A Bee or Not a Bee?…… THAT is the question.
As the weather has improved lately the Pest phone has been ringing off the hook with good folk that are worried that they have a swarm of Wasps around their gutters at roof height. Upon arrival I have the pleasure of announcing to these gentle folk that they aren’t blighted by Wasps but they are infact blessed with bees. This is what I want to try and help with. I want to share a little knowledge that might help identify those buzzy things and allay your fears if I can.
Firstly, it is a common misconception that nothing can be done with bees and that they are protected. This is NOT the case. They are endangered and they are of huge importance but they are NOT protected. As such, if they are presenting a danger, necessary action can be taken. It isn’t taken lightly and it isn’t something that we like to do but sometimes a badly located bumblebee nest has to be treated.
Now then, If you have a large number of buzzing insects hanging around your gutters looking like they’re not actually doing much other than flying around aimlessly then there’s a good chance that you have bumblebees.
Big, fluffy bees that come in a variety of colours but tend to all be the same big fluffy shape. At roof height these guys will present you no problems. They exploit gaps under roof tiles or in brickwork to access either loft space or wall cavities where they then build their nest. On a hot sunny day their movements can seem frantic or frenzied but rest assured, there is nothing wrong with them, it’s perfectly normal. These guys will not attack unless you get very close and they feel threatened. They will only sting you if it is life or death as if they sting, they die. They will not damage your house but WILL do wonders for your garden! After 6-8 weeks they will disappear of their own accord and life will return to normal. In the meantime, grab a beer or a g&t, sit in the garden and be mesmerised by their movements.

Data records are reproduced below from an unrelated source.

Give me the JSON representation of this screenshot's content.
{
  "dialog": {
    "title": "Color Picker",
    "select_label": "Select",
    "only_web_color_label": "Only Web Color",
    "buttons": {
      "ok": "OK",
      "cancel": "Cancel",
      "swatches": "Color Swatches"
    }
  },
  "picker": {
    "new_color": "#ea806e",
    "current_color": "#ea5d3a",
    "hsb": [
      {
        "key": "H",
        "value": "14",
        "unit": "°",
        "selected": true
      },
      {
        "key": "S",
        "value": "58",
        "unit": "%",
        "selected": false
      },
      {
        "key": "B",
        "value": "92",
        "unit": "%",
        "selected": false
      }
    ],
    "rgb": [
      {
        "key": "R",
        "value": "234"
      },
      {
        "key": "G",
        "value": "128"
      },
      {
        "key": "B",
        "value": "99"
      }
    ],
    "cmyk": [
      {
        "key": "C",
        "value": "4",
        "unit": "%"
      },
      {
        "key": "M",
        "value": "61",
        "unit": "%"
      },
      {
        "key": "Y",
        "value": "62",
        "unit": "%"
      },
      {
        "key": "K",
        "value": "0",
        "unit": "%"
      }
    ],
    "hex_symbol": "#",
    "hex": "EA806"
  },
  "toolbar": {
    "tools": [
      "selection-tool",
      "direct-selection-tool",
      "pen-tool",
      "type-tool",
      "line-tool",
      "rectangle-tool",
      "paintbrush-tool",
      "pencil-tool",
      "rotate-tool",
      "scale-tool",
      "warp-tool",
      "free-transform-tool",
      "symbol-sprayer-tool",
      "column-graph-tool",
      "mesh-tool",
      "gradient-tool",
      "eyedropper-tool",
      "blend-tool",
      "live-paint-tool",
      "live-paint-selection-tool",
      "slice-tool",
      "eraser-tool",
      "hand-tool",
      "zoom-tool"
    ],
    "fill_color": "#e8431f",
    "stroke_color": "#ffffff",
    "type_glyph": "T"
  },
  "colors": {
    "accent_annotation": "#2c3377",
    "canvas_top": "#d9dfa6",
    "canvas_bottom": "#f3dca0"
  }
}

These are small solitary bees with a little red fur that tend to live in cracks in masonry or in rockeries. Their sting is not strong enough to penetrate human skin and is not barbed. These guys build a tiny nest, normally at the end of a tube that they have dug into the mortar between bricks and hatch just one or two young. Once their young have hatched, that’s it, they move on.
These guys are the honey makers. They flit from plant to plant collecting pollen, taking it back to their hive and make honey from it. If you see these guys they are normally either in a big ball (swarm) which is how they travel and beekeepers will collect these or individually foraging for pollen to take back to an established hive. If you see a swarm, stay away from it as while they are swarming these guys are on high alert. A member of the British beekeepers association will want to collect the swarm wherever possible and you can contact them by clicking this link : https://www.bbka.org.uk/help/do_you_have_a_swarm.php
If you do have honeybees in your home, they will build honeycomb and produce honey so it is in your interest to have these guys collected and rehomed by a beekeeper wherever possible.
All three of the above species are of HUGE benefit to local ecology so wherever possible we will try to persuade you to spare them.